Top of MATERIAL FOR THIS TASK

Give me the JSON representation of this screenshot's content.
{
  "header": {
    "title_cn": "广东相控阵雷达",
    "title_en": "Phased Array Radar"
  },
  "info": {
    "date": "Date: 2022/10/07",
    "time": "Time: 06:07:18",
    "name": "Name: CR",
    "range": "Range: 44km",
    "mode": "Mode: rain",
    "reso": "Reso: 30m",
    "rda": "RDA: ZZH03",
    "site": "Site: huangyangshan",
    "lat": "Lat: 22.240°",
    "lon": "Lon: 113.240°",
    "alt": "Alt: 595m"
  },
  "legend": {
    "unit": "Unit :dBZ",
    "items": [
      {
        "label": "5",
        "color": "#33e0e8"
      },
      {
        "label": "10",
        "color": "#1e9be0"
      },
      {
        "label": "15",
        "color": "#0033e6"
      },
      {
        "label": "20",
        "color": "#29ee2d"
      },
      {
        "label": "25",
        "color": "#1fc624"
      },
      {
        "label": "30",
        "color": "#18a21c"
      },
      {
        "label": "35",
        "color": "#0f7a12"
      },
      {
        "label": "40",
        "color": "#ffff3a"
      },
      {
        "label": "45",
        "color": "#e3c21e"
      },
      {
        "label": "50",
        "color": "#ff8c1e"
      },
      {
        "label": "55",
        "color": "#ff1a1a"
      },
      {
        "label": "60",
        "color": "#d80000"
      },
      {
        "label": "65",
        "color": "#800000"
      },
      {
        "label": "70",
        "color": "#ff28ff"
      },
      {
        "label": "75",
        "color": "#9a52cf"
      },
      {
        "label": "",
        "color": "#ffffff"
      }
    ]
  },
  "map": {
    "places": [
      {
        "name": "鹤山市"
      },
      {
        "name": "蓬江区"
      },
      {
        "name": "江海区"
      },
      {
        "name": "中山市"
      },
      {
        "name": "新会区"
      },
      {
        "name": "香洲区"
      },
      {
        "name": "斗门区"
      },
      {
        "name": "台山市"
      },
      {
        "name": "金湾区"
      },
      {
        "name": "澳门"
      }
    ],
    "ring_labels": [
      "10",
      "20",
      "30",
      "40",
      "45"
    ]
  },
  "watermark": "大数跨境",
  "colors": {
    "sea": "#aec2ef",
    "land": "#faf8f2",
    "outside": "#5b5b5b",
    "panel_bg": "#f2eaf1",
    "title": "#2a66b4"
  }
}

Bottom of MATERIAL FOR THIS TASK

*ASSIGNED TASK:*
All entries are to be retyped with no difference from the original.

*RESPONSE TO THE TASK:*
Give me the JSON representation of this screenshot's content.
{
  "header": {
    "title_cn": "广东相控阵雷达",
    "title_en": "Phased Array Radar"
  },
  "info": {
    "date": "Date: 2022/10/07",
    "time": "Time: 06:07:18",
    "name": "Name: CR",
    "range": "Range: 44km",
    "mode": "Mode: rain",
    "reso": "Reso: 30m",
    "rda": "RDA: ZZH03",
    "site": "Site: huangyangshan",
    "lat": "Lat: 22.240°",
    "lon": "Lon: 113.240°",
    "alt": "Alt: 595m"
  },
  "legend": {
    "unit": "Unit :dBZ",
    "items": [
      {
        "label": "5",
        "color": "#33e0e8"
      },
      {
        "label": "10",
        "color": "#1e9be0"
      },
      {
        "label": "15",
        "color": "#0033e6"
      },
      {
        "label": "20",
        "color": "#29ee2d"
      },
      {
        "label": "25",
        "color": "#1fc624"
      },
      {
        "label": "30",
        "color": "#18a21c"
      },
      {
        "label": "35",
        "color": "#0f7a12"
      },
      {
        "label": "40",
        "color": "#ffff3a"
      },
      {
        "label": "45",
        "color": "#e3c21e"
      },
      {
        "label": "50",
        "color": "#ff8c1e"
      },
      {
        "label": "55",
        "color": "#ff1a1a"
      },
      {
        "label": "60",
        "color": "#d80000"
      },
      {
        "label": "65",
        "color": "#800000"
      },
      {
        "label": "70",
        "color": "#ff28ff"
      },
      {
        "label": "75",
        "color": "#9a52cf"
      },
      {
        "label": "",
        "color": "#ffffff"
      }
    ]
  },
  "map": {
    "places": [
      {
        "name": "鹤山市"
      },
      {
        "name": "蓬江区"
      },
      {
        "name": "江海区"
      },
      {
        "name": "中山市"
      },
      {
        "name": "新会区"
      },
      {
        "name": "香洲区"
      },
      {
        "name": "斗门区"
      },
      {
        "name": "台山市"
      },
      {
        "name": "金湾区"
      },
      {
        "name": "澳门"
      }
    ],
    "ring_labels": [
      "10",
      "20",
      "30",
      "40",
      "45"
    ]
  },
  "watermark": "大数跨境",
  "colors": {
    "sea": "#aec2ef",
    "land": "#faf8f2",
    "outside": "#5b5b5b",
    "panel_bg": "#f2eaf1",
    "title": "#2a66b4"
  }
}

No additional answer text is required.